Vegetation community selection by ungulates on the Isle of Rhum. I. Food supply.

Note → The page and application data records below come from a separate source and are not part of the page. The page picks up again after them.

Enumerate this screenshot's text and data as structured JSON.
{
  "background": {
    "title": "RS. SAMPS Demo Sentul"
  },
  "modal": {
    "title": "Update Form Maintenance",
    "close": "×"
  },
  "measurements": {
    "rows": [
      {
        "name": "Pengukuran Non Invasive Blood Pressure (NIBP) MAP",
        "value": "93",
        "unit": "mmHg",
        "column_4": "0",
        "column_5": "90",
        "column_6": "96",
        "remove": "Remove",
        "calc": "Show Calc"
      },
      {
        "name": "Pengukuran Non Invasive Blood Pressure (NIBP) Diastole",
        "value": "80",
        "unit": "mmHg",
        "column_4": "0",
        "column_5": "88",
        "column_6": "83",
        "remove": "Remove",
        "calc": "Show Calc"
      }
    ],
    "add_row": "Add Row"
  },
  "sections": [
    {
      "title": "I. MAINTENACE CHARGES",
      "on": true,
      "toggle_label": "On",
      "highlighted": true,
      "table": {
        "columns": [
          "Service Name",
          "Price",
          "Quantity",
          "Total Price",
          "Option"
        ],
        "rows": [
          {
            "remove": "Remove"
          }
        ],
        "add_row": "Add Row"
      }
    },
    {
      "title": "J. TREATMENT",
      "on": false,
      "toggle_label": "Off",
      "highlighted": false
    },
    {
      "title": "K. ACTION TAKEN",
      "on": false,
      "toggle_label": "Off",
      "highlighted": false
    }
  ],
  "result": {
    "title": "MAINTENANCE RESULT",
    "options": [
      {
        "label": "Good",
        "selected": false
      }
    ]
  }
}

The seasonal patterns of aerial biomass and biochemical composition of live graminoids, forbs, rushes, dwarf shrubs and dead plant material were examined at Harris on the Isle of Rhum, Scotland in 1982-83. There was a marked seasonality in the biomass of live material of all plant growth forms, with high abundance in summer and low abundance in winter. The biomass of dead material showed the opposite trend. The biochemical profiles and potential digestibility by ruminants of all plant growth forms varied seasonally. The graminoids, forbs and rushes had their lowest contents of cell-wall constituents in the summer. Overall, the graminoids had the lowest lignin contents. The forbs and dwarf shrubs had the lowest contents of cell-wall constituents. The total potential digestibility of graminoids and forbs was greater than that of dwarf shrubs, whereas the potential digestibility of the intracellular material was greater in forbs and dwarf shrubs. The 8 main vegetation communities in the study area differed in their percentages of different plant growth forms. Across vegetation communities, there was a negative relationship between the biomass of live plant material and the mean potential digestibility of the live material within the community. This was not the case for the relationship between the biomass of live material and mean cell-wall content of the live material within a community.